McGee v. State, No. F-2015-393 (Ok. Ct. Crim. App. Dec. 2, 2016)Defendant, age 17 at the time of the offense, was convicted after a jury trial of first-degree malice afterthought murder.  The jury assessed punishment at life imprisonment without the possibility of parole, and the trial judge imposed the sentence accordingly.  On appeal, defendant argued, inter alia, that his LWOP sentence violated the Eighth Amendment under Miller and Montgomery because there was no jury finding of “permanent incorrigibility” or “irreparable corruption” as required to impose such a sentence.  The Court of Criminal Appeals agreed.

It rejected the State’s argument that Miller and Montgomery apply to mandatory LWOP sentences only, explaining: “There is no genuine question that the rule in Miller as broadened in Montgomery rendered a life without parole sentence constitutionally impermissible, notwithstanding the sentencer’s discretion to impose a lesser term, unless the sentencer takes into account how children are different and how those differences counsel against irrevocably sentencing them to a lifetime in prison.”  It went on: “Montgomery makes clear that Miller’s distinction between children whose crimes reflect transient immaturity and those rare children whose crimes reflect irreparable corruption are factors in the sentencing equation for any juvenile facing life without parole.”  Therefore, both Miller and Montgomery applied to defendant’s discretionary LWOP sentence.
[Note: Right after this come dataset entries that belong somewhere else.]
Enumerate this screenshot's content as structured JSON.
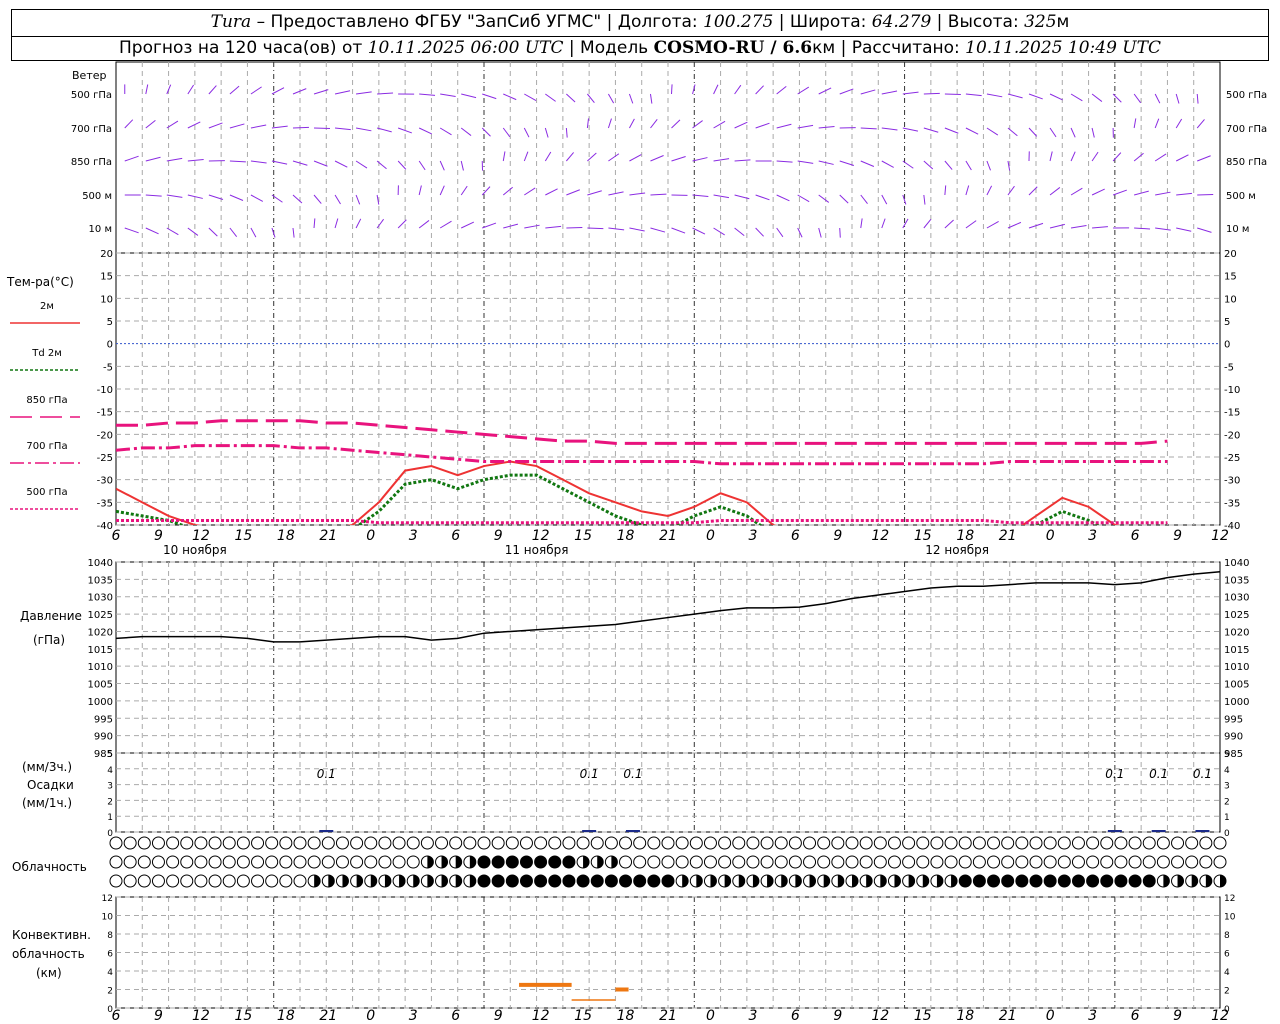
{
  "header": {
    "station": "Tura",
    "provider": " – Предоставлено ФГБУ \"ЗапСиб УГМС\" | Долгота: ",
    "lon": "100.275",
    "lat_label": " | Широта: ",
    "lat": "64.279",
    "alt_label": " | Высота: ",
    "alt": "325",
    "alt_unit": "м",
    "forecast_prefix": "Прогноз на 120 часа(ов) от ",
    "forecast_from": "10.11.2025 06:00 UTC",
    "model_prefix": " | Модель ",
    "model": "COSMO-RU / 6.6",
    "model_unit": "км",
    "calc_prefix": " | Рассчитано: ",
    "calc_time": "10.11.2025 10:49 UTC"
  },
  "colors": {
    "wind": "#8a2be2",
    "t2m": "#ee3333",
    "td2m": "#117711",
    "t850": "#e8137d",
    "t700": "#e8137d",
    "t500": "#e8137d",
    "pressure": "#000000",
    "precip": "#1a2a8a",
    "conv": "#ee7711",
    "grid": "#999999",
    "zero_line": "#3355cc"
  },
  "time_axis": {
    "hours": [
      "6",
      "9",
      "12",
      "15",
      "18",
      "21",
      "0",
      "3",
      "6",
      "9",
      "12",
      "15",
      "18",
      "21",
      "0",
      "3",
      "6",
      "9",
      "12",
      "15",
      "18",
      "21",
      "0",
      "3",
      "6",
      "9",
      "12"
    ],
    "dates": [
      "10 ноября",
      "11 ноября",
      "12 ноября"
    ]
  },
  "wind_panel": {
    "title": "Ветер",
    "levels": [
      "500 гПа",
      "700 гПа",
      "850 гПа",
      "500 м",
      "10  м"
    ]
  },
  "temp_panel": {
    "title": "Тем-ра(°C)",
    "legend": [
      {
        "label": "2м",
        "key": "t2m",
        "style": "solid"
      },
      {
        "label": "Td  2м",
        "key": "td2m",
        "style": "dotted"
      },
      {
        "label": "850 гПа",
        "key": "t850",
        "style": "solid"
      },
      {
        "label": "700 гПа",
        "key": "t700",
        "style": "dashdot"
      },
      {
        "label": "500 гПа",
        "key": "t500",
        "style": "dotted"
      }
    ],
    "yticks": [
      "20",
      "15",
      "10",
      "5",
      "0",
      "-5",
      "-10",
      "-15",
      "-20",
      "-25",
      "-30",
      "-35",
      "-40"
    ]
  },
  "pressure_panel": {
    "title_line1": "Давление",
    "title_line2": "(гПа)",
    "yticks": [
      "1040",
      "1035",
      "1030",
      "1025",
      "1020",
      "1015",
      "1010",
      "1005",
      "1000",
      "995",
      "990",
      "985"
    ]
  },
  "precip_panel": {
    "title_line1": "(мм/3ч.)",
    "title_line2": "Осадки",
    "title_line3": "(мм/1ч.)",
    "yticks": [
      "5",
      "4",
      "3",
      "2",
      "1",
      "0"
    ],
    "labels": [
      "0.1",
      "0.1",
      "0.1",
      "0.1",
      "0.1",
      "0.1"
    ]
  },
  "cloud_panel": {
    "title": "Облачность"
  },
  "conv_panel": {
    "title_line1": "Конвективн.",
    "title_line2": "облачность",
    "title_line3": "(км)",
    "yticks": [
      "12",
      "10",
      "8",
      "6",
      "4",
      "2",
      "0"
    ]
  },
  "chart_data": [
    {
      "type": "line",
      "title": "Тем-ра(°C)",
      "x": [
        0,
        3,
        6,
        9,
        12,
        15,
        18,
        21,
        24,
        27,
        30,
        33,
        36,
        39,
        42,
        45,
        48,
        51,
        54,
        57,
        60,
        63,
        66,
        69,
        72,
        75,
        78,
        81,
        84,
        87,
        90,
        93,
        96,
        99,
        102,
        105,
        108,
        111,
        114,
        117,
        120
      ],
      "ylim": [
        -40,
        20
      ],
      "series": [
        {
          "name": "2м",
          "key": "t2m",
          "values": [
            -32,
            -35,
            -38,
            -40,
            -41,
            -42,
            -42,
            -43,
            -41,
            -40,
            -35,
            -28,
            -27,
            -29,
            -27,
            -26,
            -27,
            -30,
            -33,
            -35,
            -37,
            -38,
            -36,
            -33,
            -35,
            -40,
            -42,
            -43,
            -43,
            -44,
            -44,
            -44,
            -44,
            -44,
            -42,
            -38,
            -34,
            -36,
            -40,
            -41,
            -42
          ]
        },
        {
          "name": "Td  2м",
          "key": "td2m",
          "values": [
            -37,
            -38,
            -39,
            -41,
            -42,
            -43,
            -43,
            -44,
            -42,
            -41,
            -37,
            -31,
            -30,
            -32,
            -30,
            -29,
            -29,
            -32,
            -35,
            -38,
            -40,
            -41,
            -38,
            -36,
            -38,
            -42,
            -44,
            -45,
            -45,
            -46,
            -46,
            -46,
            -46,
            -46,
            -44,
            -40,
            -37,
            -39,
            -42,
            -43,
            -44
          ]
        },
        {
          "name": "850 гПа",
          "key": "t850",
          "values": [
            -18,
            -18,
            -17.5,
            -17.5,
            -17,
            -17,
            -17,
            -17,
            -17.5,
            -17.5,
            -18,
            -18.5,
            -19,
            -19.5,
            -20,
            -20.5,
            -21,
            -21.5,
            -21.5,
            -22,
            -22,
            -22,
            -22,
            -22,
            -22,
            -22,
            -22,
            -22,
            -22,
            -22,
            -22,
            -22,
            -22,
            -22,
            -22,
            -22,
            -22,
            -22,
            -22,
            -22,
            -21.5
          ]
        },
        {
          "name": "700 гПа",
          "key": "t700",
          "values": [
            -23.5,
            -23,
            -23,
            -22.5,
            -22.5,
            -22.5,
            -22.5,
            -23,
            -23,
            -23.5,
            -24,
            -24.5,
            -25,
            -25.5,
            -26,
            -26,
            -26,
            -26,
            -26,
            -26,
            -26,
            -26,
            -26,
            -26.5,
            -26.5,
            -26.5,
            -26.5,
            -26.5,
            -26.5,
            -26.5,
            -26.5,
            -26.5,
            -26.5,
            -26.5,
            -26,
            -26,
            -26,
            -26,
            -26,
            -26,
            -26
          ]
        },
        {
          "name": "500 гПа",
          "key": "t500",
          "values": [
            -39,
            -39,
            -39,
            -39,
            -39,
            -39,
            -39,
            -39,
            -39,
            -39,
            -39.5,
            -39.5,
            -39.5,
            -39.5,
            -39.5,
            -39.5,
            -39.5,
            -39.5,
            -39.5,
            -39.5,
            -39.5,
            -39.5,
            -39.5,
            -39,
            -39,
            -39,
            -39,
            -39,
            -39,
            -39,
            -39,
            -39,
            -39,
            -39,
            -39.5,
            -39.5,
            -39.5,
            -39.5,
            -39.5,
            -39.5,
            -39.5
          ]
        }
      ]
    },
    {
      "type": "line",
      "title": "Давление (гПа)",
      "x": [
        0,
        3,
        6,
        9,
        12,
        15,
        18,
        21,
        24,
        27,
        30,
        33,
        36,
        39,
        42,
        45,
        48,
        51,
        54,
        57,
        60,
        63,
        66,
        69,
        72,
        75,
        78,
        81,
        84,
        87,
        90,
        93,
        96,
        99,
        102,
        105,
        108,
        111,
        114,
        117,
        120
      ],
      "ylim": [
        985,
        1040
      ],
      "series": [
        {
          "name": "Давление",
          "key": "pressure",
          "values": [
            1018,
            1018.5,
            1018.5,
            1018.5,
            1018.5,
            1018,
            1017,
            1017,
            1017.5,
            1018,
            1018.5,
            1018.5,
            1017.5,
            1018,
            1019.5,
            1020,
            1020.5,
            1021,
            1021.5,
            1022,
            1023,
            1024,
            1025,
            1026,
            1026.8,
            1026.8,
            1027,
            1028,
            1029.5,
            1030.5,
            1031.5,
            1032.5,
            1033,
            1033,
            1033.5,
            1034,
            1034,
            1034,
            1033.5,
            1034,
            1035.5,
            1036.5,
            1037.2
          ]
        }
      ]
    },
    {
      "type": "bar",
      "title": "Осадки",
      "x": [
        24,
        54,
        59,
        114,
        119,
        124
      ],
      "values": [
        0.1,
        0.1,
        0.1,
        0.1,
        0.1,
        0.1
      ],
      "ylim": [
        0,
        5
      ]
    },
    {
      "type": "bar",
      "title": "Конвективн. облачность (км)",
      "ylim": [
        0,
        12
      ],
      "segments": [
        {
          "x_start": 46,
          "x_end": 52,
          "value": 2.5
        },
        {
          "x_start": 52,
          "x_end": 57,
          "value": 0
        },
        {
          "x_start": 57,
          "x_end": 58.5,
          "value": 2
        }
      ]
    }
  ]
}
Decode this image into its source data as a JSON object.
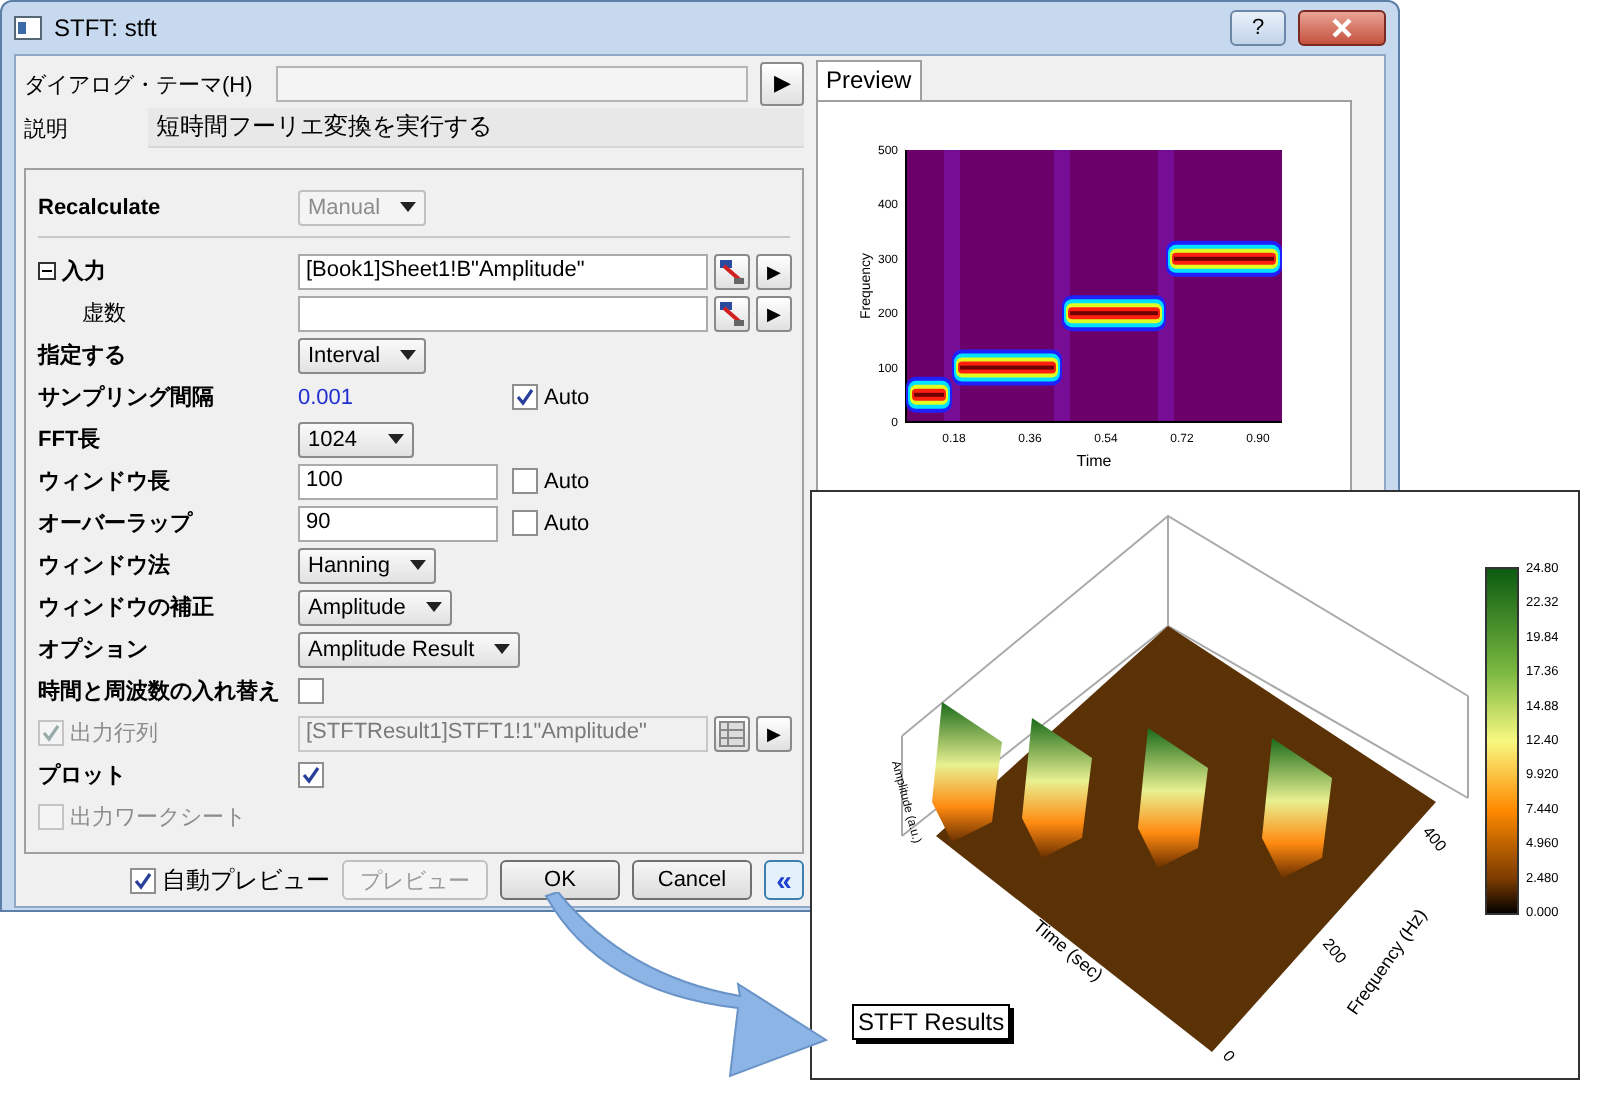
{
  "dialog": {
    "title": "STFT: stft",
    "help_button": "?",
    "theme": {
      "label": "ダイアログ・テーマ(H)",
      "button": "▶"
    },
    "description": {
      "label": "説明",
      "text": "短時間フーリエ変換を実行する"
    },
    "rows": [
      {
        "kind": "dropdown",
        "label": "Recalculate",
        "value": "Manual",
        "sub": false,
        "disabled": true
      },
      {
        "kind": "separator"
      },
      {
        "kind": "field",
        "label": "入力",
        "value": "[Book1]Sheet1!B\"Amplitude\"",
        "sub": false,
        "disabled": false,
        "expander": {
          "expanded": true
        },
        "menu_button": "▶"
      },
      {
        "kind": "field",
        "label": "虚数",
        "sub": true,
        "disabled": false,
        "menu_button": "▶"
      },
      {
        "kind": "dropdown",
        "label": "指定する",
        "value": "Interval",
        "sub": false,
        "disabled": false
      },
      {
        "kind": "text",
        "label": "サンプリング間隔",
        "value": "0.001",
        "sub": false,
        "disabled": false,
        "auto": {
          "label": "Auto",
          "checked": true
        }
      },
      {
        "kind": "dropdown",
        "label": "FFT長",
        "value": "1024",
        "sub": false,
        "disabled": false
      },
      {
        "kind": "field",
        "label": "ウィンドウ長",
        "value": "100",
        "sub": false,
        "disabled": false,
        "auto": {
          "label": "Auto",
          "checked": false
        }
      },
      {
        "kind": "field",
        "label": "オーバーラップ",
        "value": "90",
        "sub": false,
        "disabled": false,
        "auto": {
          "label": "Auto",
          "checked": false
        }
      },
      {
        "kind": "dropdown",
        "label": "ウィンドウ法",
        "value": "Hanning",
        "sub": false,
        "disabled": false
      },
      {
        "kind": "dropdown",
        "label": "ウィンドウの補正",
        "value": "Amplitude",
        "sub": false,
        "disabled": false
      },
      {
        "kind": "dropdown",
        "label": "オプション",
        "value": "Amplitude Result",
        "sub": false,
        "disabled": false
      },
      {
        "kind": "checkbox",
        "label": "時間と周波数の入れ替え",
        "checked": false,
        "sub": false,
        "disabled": false
      },
      {
        "kind": "field",
        "label": "出力行列",
        "value": "[STFTResult1]STFT1!1\"Amplitude\"",
        "sub": false,
        "disabled": true,
        "lead_check": {
          "checked": true
        },
        "menu_button": "▶"
      },
      {
        "kind": "checkbox",
        "label": "プロット",
        "checked": true,
        "sub": false,
        "disabled": false
      },
      {
        "kind": "label",
        "label": "出力ワークシート",
        "sub": false,
        "disabled": true,
        "lead_check": {
          "checked": false
        }
      }
    ],
    "footer": {
      "auto_preview": {
        "label": "自動プレビュー",
        "checked": true
      },
      "buttons": [
        {
          "label": "プレビュー",
          "disabled": true
        },
        {
          "label": "OK",
          "disabled": false
        },
        {
          "label": "Cancel",
          "disabled": false
        }
      ],
      "collapse_button": "«"
    }
  },
  "preview": {
    "tabs": [
      {
        "label": "Preview",
        "selected": true
      }
    ],
    "plot": {
      "xlabel": "Time",
      "ylabel": "Frequency",
      "xticks": [
        "0.18",
        "0.36",
        "0.54",
        "0.72",
        "0.90"
      ],
      "yticks": [
        "500",
        "400",
        "300",
        "200",
        "100",
        "0"
      ]
    }
  },
  "graph_window": {
    "colorbar_labels": [
      "24.80",
      "22.32",
      "19.84",
      "17.36",
      "14.88",
      "12.40",
      "9.920",
      "7.440",
      "4.960",
      "2.480",
      "0.000"
    ],
    "time_label": "Time (sec)",
    "frequency_label": "Frequency (Hz)",
    "amplitude_label": "Amplitude (a.u.)",
    "frequency_ticks": [
      "0",
      "200",
      "400"
    ],
    "legend": "STFT Results"
  }
}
Here, although the trial included “significant information concerning [defendant’s] youth, substance abuse and social background, the majority of the mitigating evidence was not pertinent to deciding whether McGee’s crime reflected only transient immaturity or whether his crime reflected permanent incorrigibility and irreparable corruption.”  The jury, therefore, did not have the opportunity to consider defendant’s age and hallmark features, such as immaturity and impetuosity, the incompetencies associated with youth, and the prospect of rehabilitation.  Nor was there any evidence presented about adolescent brain development and its effect on behavior and capacity to consider consequences.  Therefore, the court concluded, defendant’s sentence violated Miller.

In considering the appropriate remedy, the court determined that the executive commutation process would not suffice: “the opportunity to seek a sentence commutation through a procedure largely without evidentiary rules, with no right to obtain expert assistance or testimony, no cross-examination, compulsory process, or the assistance of counsel cannot meaningfully enforce Miller’s prohibition.” Instead, “Miller requires a sentencing trial procedure conducted before the imposition of the sentence, with a judge or jury fully aware of the constitutional line between children whose crimes reflect transient immaturity and those rare children whose crimes reflect irreparable corruption.”  Vacated and remanded for resentencing for the jury “to determine whether the crime reflects [defendant’s] transient immaturity, or an irreparable corruption and permanent incorrigibility warranting the extreme sanction of life imprisonment without parole.”